Problem. Every picture is to be removed, and all the data is to be copied exactly.

Record excerpts.
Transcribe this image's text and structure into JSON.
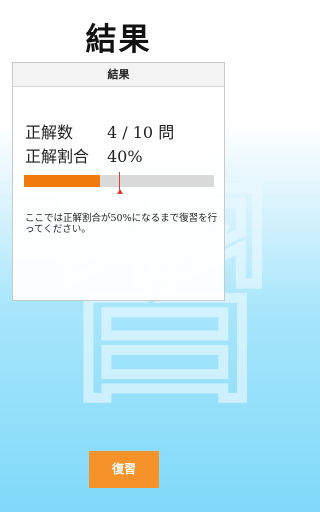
{
  "page": {
    "title": "結果",
    "background_glyph": "習"
  },
  "card": {
    "header": "結果",
    "correct_label": "正解数",
    "correct_value": "4 / 10 問",
    "ratio_label": "正解割合",
    "ratio_value": "40%",
    "progress_fraction": 0.4,
    "threshold_fraction": 0.5,
    "note": "ここでは正解割合が50%になるまで復習を行ってください。"
  },
  "actions": {
    "review_label": "復習"
  },
  "colors": {
    "progress_fill": "#f07a0c",
    "progress_track": "#dadada",
    "threshold_marker": "#e33b3b",
    "button": "#f6922a",
    "background_bottom": "#7fd9f9"
  }
}
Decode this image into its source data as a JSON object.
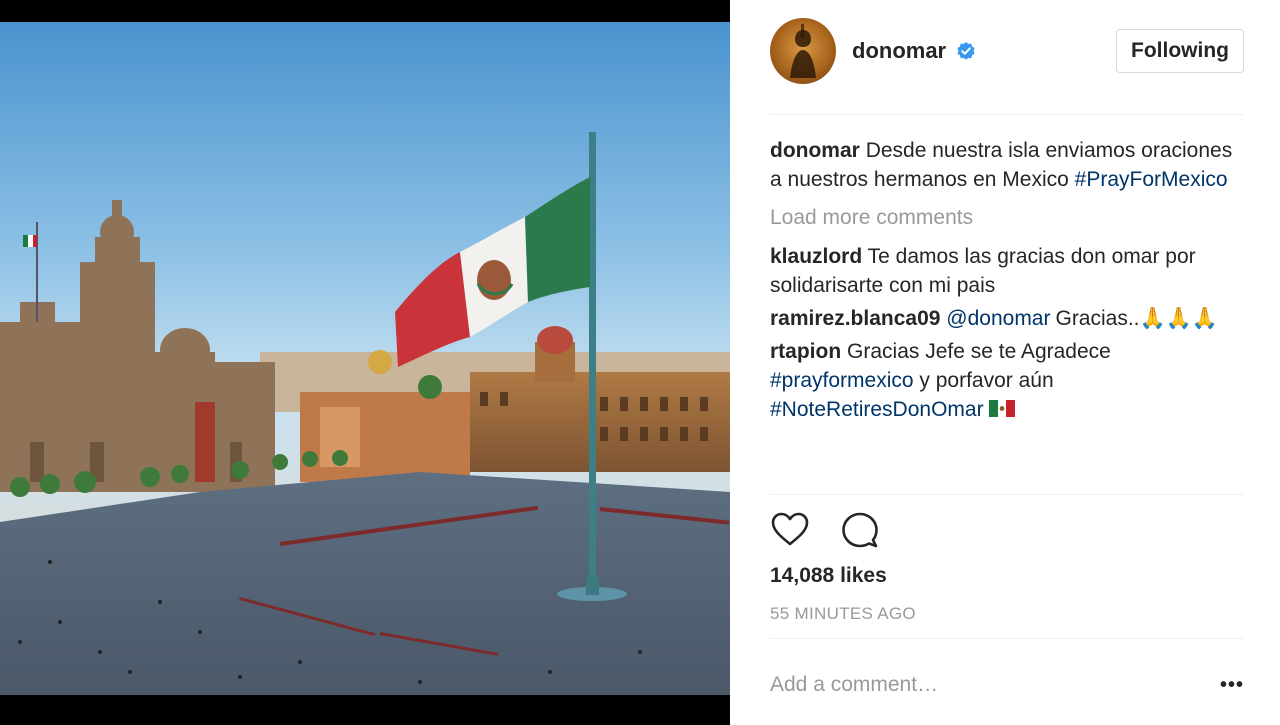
{
  "post": {
    "username": "donomar",
    "follow_button": "Following",
    "caption": {
      "user": "donomar",
      "text": "Desde nuestra isla enviamos oraciones a nuestros hermanos en Mexico",
      "hashtag": "#PrayForMexico"
    },
    "load_more": "Load more comments",
    "comments": [
      {
        "user": "klauzlord",
        "text": "Te damos las gracias don omar por solidarisarte con mi pais"
      },
      {
        "user": "ramirez.blanca09",
        "mention": "@donomar",
        "text": "Gracias..",
        "emoji": "🙏🙏🙏"
      },
      {
        "user": "rtapion",
        "text": "Gracias Jefe se te Agradece",
        "hashtag1": "#prayformexico",
        "text2": "y porfavor aún",
        "hashtag2": "#NoteRetiresDonOmar"
      }
    ],
    "likes": "14,088 likes",
    "time_ago": "55 MINUTES AGO",
    "add_comment_placeholder": "Add a comment…",
    "more_options": "•••"
  },
  "icons": {
    "verified": "verified-badge-icon",
    "like": "heart-icon",
    "comment": "comment-bubble-icon",
    "options": "more-options-icon"
  },
  "colors": {
    "hashtag": "#003569",
    "verified": "#3897f0",
    "muted": "#999999",
    "text": "#262626"
  }
}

Task solution.
Transcribe this image's text and structure into JSON.
{
  "page": {
    "title": "結果",
    "background_glyph": "習"
  },
  "card": {
    "header": "結果",
    "correct_label": "正解数",
    "correct_value": "4 / 10 問",
    "ratio_label": "正解割合",
    "ratio_value": "40%",
    "progress_fraction": 0.4,
    "threshold_fraction": 0.5,
    "note": "ここでは正解割合が50%になるまで復習を行ってください。"
  },
  "actions": {
    "review_label": "復習"
  },
  "colors": {
    "progress_fill": "#f07a0c",
    "progress_track": "#dadada",
    "threshold_marker": "#e33b3b",
    "button": "#f6922a",
    "background_bottom": "#7fd9f9"
  }
}
Decode this image into its source data as a JSON object.
{
  "post": {
    "username": "donomar",
    "follow_button": "Following",
    "caption": {
      "user": "donomar",
      "text": "Desde nuestra isla enviamos oraciones a nuestros hermanos en Mexico",
      "hashtag": "#PrayForMexico"
    },
    "load_more": "Load more comments",
    "comments": [
      {
        "user": "klauzlord",
        "text": "Te damos las gracias don omar por solidarisarte con mi pais"
      },
      {
        "user": "ramirez.blanca09",
        "mention": "@donomar",
        "text": "Gracias..",
        "emoji": "🙏🙏🙏"
      },
      {
        "user": "rtapion",
        "text": "Gracias Jefe se te Agradece",
        "hashtag1": "#prayformexico",
        "text2": "y porfavor aún",
        "hashtag2": "#NoteRetiresDonOmar"
      }
    ],
    "likes": "14,088 likes",
    "time_ago": "55 MINUTES AGO",
    "add_comment_placeholder": "Add a comment…",
    "more_options": "•••"
  },
  "icons": {
    "verified": "verified-badge-icon",
    "like": "heart-icon",
    "comment": "comment-bubble-icon",
    "options": "more-options-icon"
  },
  "colors": {
    "hashtag": "#003569",
    "verified": "#3897f0",
    "muted": "#999999",
    "text": "#262626"
  }
}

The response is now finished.